It has already dramatically changed the world and sent shockwaves through the markets.
As the West has banded together to impose crippling sanctions on the Kremlin elite, corporations have turned away from Russia, causing their economy to haemorrhage.
The decision to ban imports of Russian oil marked a particularly moral turning point in the world of investment, with the US leading the charge with a comprehensive ban and the UK planning to phase out its imports to further condemn investors. actions of Vladimir Putin in Ukraine.
Elsewhere, European equities stumble into correction territory, while energy prices, already up, climb even higher. All of this is of great concern to officials in Whitehall, where the whispers of the dreaded R-word are beginning to cause some unease.

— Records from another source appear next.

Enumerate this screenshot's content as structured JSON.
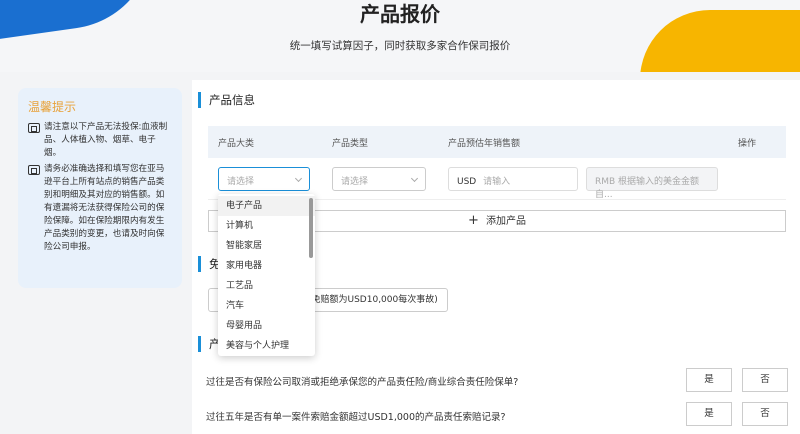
{
  "header": {
    "title": "产品报价",
    "subtitle": "统一填写试算因子，同时获取多家合作保司报价"
  },
  "tips": {
    "title": "温馨提示",
    "items": [
      "请注意以下产品无法投保:血液制品、人体植入物、烟草、电子烟。",
      "请务必准确选择和填写您在亚马逊平台上所有站点的销售产品类别和明细及其对应的销售额。如有遗漏将无法获得保险公司的保险保障。如在保险期限内有发生产品类别的变更，也请及时向保险公司申报。"
    ]
  },
  "product_info": {
    "title": "产品信息",
    "columns": [
      "产品大类",
      "产品类型",
      "产品预估年销售额",
      "操作"
    ],
    "category_placeholder": "请选择",
    "type_placeholder": "请选择",
    "usd_prefix": "USD",
    "usd_placeholder": "请输入",
    "rmb_placeholder": "RMB 根据输入的美金金额自...",
    "add_label": "添加产品"
  },
  "deductible": {
    "title_visible": "免",
    "value_visible": "额(免赔额为USD10,000每次事故)"
  },
  "history": {
    "title_visible": "产",
    "questions": [
      {
        "text": "过往是否有保险公司取消或拒绝承保您的产品责任险/商业综合责任险保单?",
        "yes": "是",
        "no": "否"
      },
      {
        "text": "过往五年是否有单一案件索赔金额超过USD1,000的产品责任索赔记录?",
        "yes": "是",
        "no": "否"
      }
    ]
  },
  "dropdown": {
    "options": [
      "电子产品",
      "计算机",
      "智能家居",
      "家用电器",
      "工艺品",
      "汽车",
      "母婴用品",
      "美容与个人护理"
    ]
  }
}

What happens next on the battlefield is anyone’s guess, and such events barely scratch the surface of the market’s reaction to the conflict so far. In truth, there is no guarantee as to how the conflict will develop or how the financial markets will react.
With that in mind, how has the crisis so far affected investment trends?

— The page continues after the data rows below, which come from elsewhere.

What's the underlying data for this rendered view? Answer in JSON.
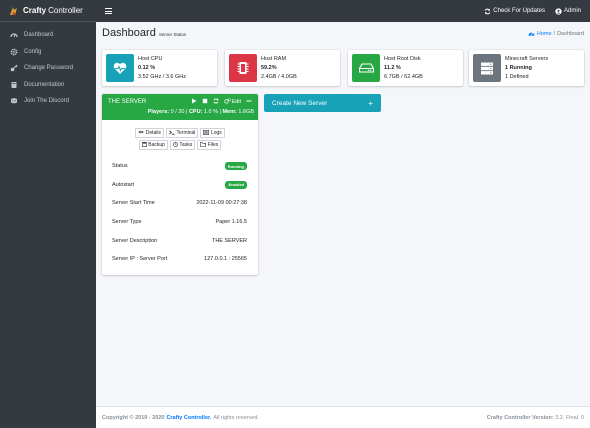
{
  "brand": {
    "bold": "Crafty",
    "rest": "Controller"
  },
  "sidebar": {
    "items": [
      {
        "label": "Dashboard",
        "icon": "tachometer-icon"
      },
      {
        "label": "Config",
        "icon": "gear-icon"
      },
      {
        "label": "Change Password",
        "icon": "key-icon"
      },
      {
        "label": "Documentation",
        "icon": "book-icon"
      },
      {
        "label": "Join The Discord",
        "icon": "discord-icon"
      }
    ]
  },
  "topbar": {
    "updates": "Check For Updates",
    "user": "Admin"
  },
  "page": {
    "title": "Dashboard",
    "subtitle": "Server Status"
  },
  "breadcrumb": {
    "home": "Home",
    "sep": "/",
    "current": "Dashboard"
  },
  "stats": [
    {
      "title": "Host CPU",
      "value": "0.12 %",
      "detail": "3.52 GHz / 3.6 GHz",
      "color": "#17a2b8",
      "icon": "heartbeat-icon"
    },
    {
      "title": "Host RAM",
      "value": "59.2%",
      "detail": "2.4GB / 4.0GB",
      "color": "#dc3545",
      "icon": "memory-icon"
    },
    {
      "title": "Host Root Disk",
      "value": "11.2 %",
      "detail": "6.7GB / 62.4GB",
      "color": "#28a745",
      "icon": "hdd-icon"
    },
    {
      "title": "Minecraft Servers",
      "value": "1 Running",
      "detail": "1 Defined",
      "color": "#6c757d",
      "icon": "server-icon"
    }
  ],
  "server": {
    "name": "THE SERVER",
    "edit": "Edit",
    "stats": {
      "players_label": "Players:",
      "players": "0 / 20",
      "cpu_label": "CPU:",
      "cpu": "1.0 %",
      "mem_label": "Mem:",
      "mem": "1.6GB",
      "sep": "|"
    },
    "tabs": [
      "Details",
      "Terminal",
      "Logs",
      "Backup",
      "Tasks",
      "Files"
    ],
    "details": [
      {
        "label": "Status",
        "value": "Running",
        "badge": true
      },
      {
        "label": "Autostart",
        "value": "Enabled",
        "badge": true
      },
      {
        "label": "Server Start Time",
        "value": "2022-11-09 00:27:38"
      },
      {
        "label": "Server Type",
        "value": "Paper 1.16.5"
      },
      {
        "label": "Server Description",
        "value": "THE SERVER"
      },
      {
        "label": "Server IP : Server Port",
        "value": "127.0.0.1 : 25565"
      }
    ]
  },
  "create_button": {
    "label": "Create New Server",
    "plus": "+"
  },
  "footer": {
    "copyright": "Copyright © 2019 - 2020",
    "brand_link": "Crafty Controller.",
    "rights": "All rights reserved.",
    "version_label": "Crafty Controller Version:",
    "version": "3.2. Final. 0"
  }
}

How war affects the economy
First, it is important to recognize how war in general tends to impact financial markets.
As serious as the current conflict between Russia and Ukraine is, history tells us that when the flames of war flare up, stock markets tend to ignore it.
Undoubtedly, the human costs of war can be devastating, but the bombing of Syria in 2017, the US withdrawal from Afghanistan and the North Korean missile crisis all provide relevant examples that the market’s reaction to these events can be surprisingly sweet.
Ultimately, most dips end up being bought, so mid-term investors can potentially find good value in bad times.
A look back at World War II (1939-1945) shows that the Dow rose by 50% in total throughout this period, or more than 7% per year.
Similarly, the US stock market rose 115% during two of the worst wars in modern history – such logic dictates that the relationship between geopolitical crises and market outcomes is not as simple as it may seem. it seems.
Assembly of the “war puzzle”
But what about this particular situation? There is certainly something to be said for the fact that expectations of the crisis between Russia and Ukraine were largely dismissed before the conflict broke out.
Prior to the onset of the crisis, British and American intelligence officials multiplied their warnings, but those warnings were largely dismissed by kyiv. In cases like this where the war starts out of surprise, the outbreak of a war can drive down stock prices.